Sea squirts, more technically known as Ascidiacea, have been shown to reverse the effects of aging in animal models. It is possible to consume the critters uncooked, and they have been used in Korean cuisine for a long time. What makes sea squirts so appealing?
Plasmalogens, a chemical found in these odd marine critters, might be very valuable. Plasmalogens play a critical role in a variety of bodily functions. In our hearts, brains, and immune cells are located these naturally occurring chemicals.
However, as we get older, our plasmalogens decrease in number. Several neurodegenerative illnesses have been linked to the depletion of these essential chemicals. The development of novel supplements may be made easier if it can be shown that increasing the amount in the body might slow down the aging process.

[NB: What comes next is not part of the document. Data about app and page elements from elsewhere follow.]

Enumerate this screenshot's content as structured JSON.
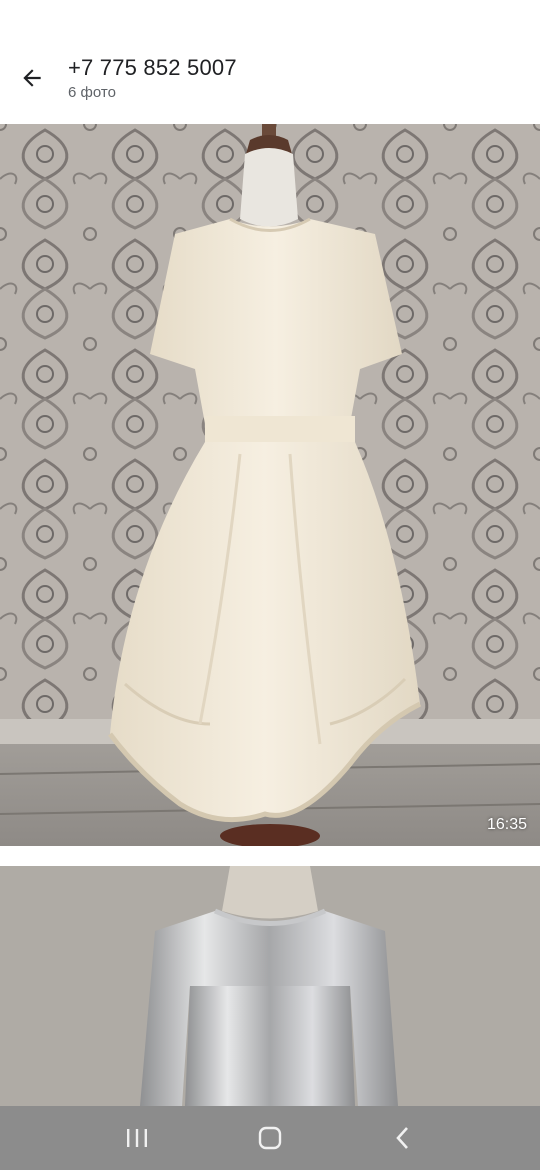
{
  "header": {
    "title": "+7 775 852 5007",
    "subtitle": "6 фото",
    "back_icon": "arrow-back-icon"
  },
  "gallery": {
    "photo1": {
      "timestamp": "16:35"
    }
  },
  "navbar": {
    "icons": [
      "recent-apps-icon",
      "home-icon",
      "back-icon"
    ]
  }
}
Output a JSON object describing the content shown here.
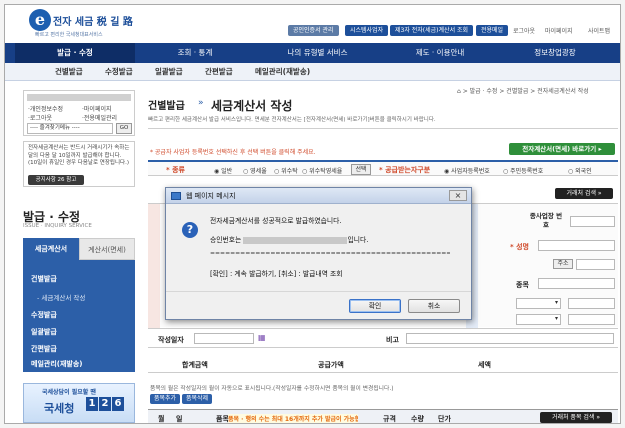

How advantageous is it to include plasmalogens in your daily diet?
Plasmalogens were discovered to be able to halt cognitive deterioration. Plasmalogen-fed mice also had thicker and glossier hair than their counterparts who didn’t get the supplement. The results suggest that adding plasmalogens to the diet of elderly mice reversed the effects of aging. Cognitive deficits were also shown to be affected by it. Scientists used a Morris water maze on mice to see how big of an impact these chemicals had on the aging brain.

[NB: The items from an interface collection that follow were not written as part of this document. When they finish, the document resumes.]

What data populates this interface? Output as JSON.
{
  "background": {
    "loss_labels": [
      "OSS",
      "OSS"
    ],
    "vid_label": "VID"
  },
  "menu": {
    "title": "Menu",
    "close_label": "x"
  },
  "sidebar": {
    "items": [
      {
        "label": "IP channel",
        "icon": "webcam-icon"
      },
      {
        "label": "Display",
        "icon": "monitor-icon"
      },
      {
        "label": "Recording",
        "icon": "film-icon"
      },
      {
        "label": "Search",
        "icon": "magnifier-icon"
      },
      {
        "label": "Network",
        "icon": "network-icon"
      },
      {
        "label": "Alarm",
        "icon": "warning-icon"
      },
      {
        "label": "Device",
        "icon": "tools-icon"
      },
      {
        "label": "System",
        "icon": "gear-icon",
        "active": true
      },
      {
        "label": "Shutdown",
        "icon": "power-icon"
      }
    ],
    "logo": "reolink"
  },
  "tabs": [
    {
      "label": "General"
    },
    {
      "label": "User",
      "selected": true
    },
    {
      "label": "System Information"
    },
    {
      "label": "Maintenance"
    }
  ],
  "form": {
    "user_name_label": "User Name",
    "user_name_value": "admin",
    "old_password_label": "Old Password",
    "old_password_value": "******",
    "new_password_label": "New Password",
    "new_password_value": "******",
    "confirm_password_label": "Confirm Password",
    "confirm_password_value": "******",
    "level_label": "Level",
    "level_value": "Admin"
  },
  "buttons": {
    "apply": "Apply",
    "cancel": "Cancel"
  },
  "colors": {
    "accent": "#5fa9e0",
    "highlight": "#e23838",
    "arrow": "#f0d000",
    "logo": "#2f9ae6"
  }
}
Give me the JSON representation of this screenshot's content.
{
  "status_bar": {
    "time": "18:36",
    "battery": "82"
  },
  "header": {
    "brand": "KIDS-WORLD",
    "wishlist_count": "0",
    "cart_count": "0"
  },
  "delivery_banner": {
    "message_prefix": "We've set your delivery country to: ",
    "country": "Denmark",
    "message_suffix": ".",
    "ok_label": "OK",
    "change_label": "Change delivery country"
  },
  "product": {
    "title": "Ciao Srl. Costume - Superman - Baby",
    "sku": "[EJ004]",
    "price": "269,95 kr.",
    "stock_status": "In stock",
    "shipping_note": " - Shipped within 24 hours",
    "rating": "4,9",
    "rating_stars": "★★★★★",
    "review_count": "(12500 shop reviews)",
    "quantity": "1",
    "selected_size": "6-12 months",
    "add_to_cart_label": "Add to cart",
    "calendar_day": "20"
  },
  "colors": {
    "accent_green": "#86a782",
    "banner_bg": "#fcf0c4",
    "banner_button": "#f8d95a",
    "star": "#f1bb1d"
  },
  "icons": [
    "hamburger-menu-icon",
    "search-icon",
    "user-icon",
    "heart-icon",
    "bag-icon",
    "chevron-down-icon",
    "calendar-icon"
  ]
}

As a resting space, a pool of water with a single platform is used in this experiment. Swimming is often not a favorite pastime for mice. It is because of this that they are generally able to recall exactly where the platform is and swim right there. However, after five days of training, researchers discovered that elder mice were still unable to locate the platform.
However, when plasmalogen supplements were added to their diet, the elderly mice acted more like younger mice. These critical nutrients seem to be capable of reversing the brain’s aging process as well. The researchers examined the brains of mice with and without additional plasmalogens to see whether this held true.
A greater number and better quality of synapses were found in the brains of mice given the supplement. Synapses are simply the connections between neurons, and they are referred to as such. Supplement-free mice demonstrated a reduction in the number and quality of synapses in old age.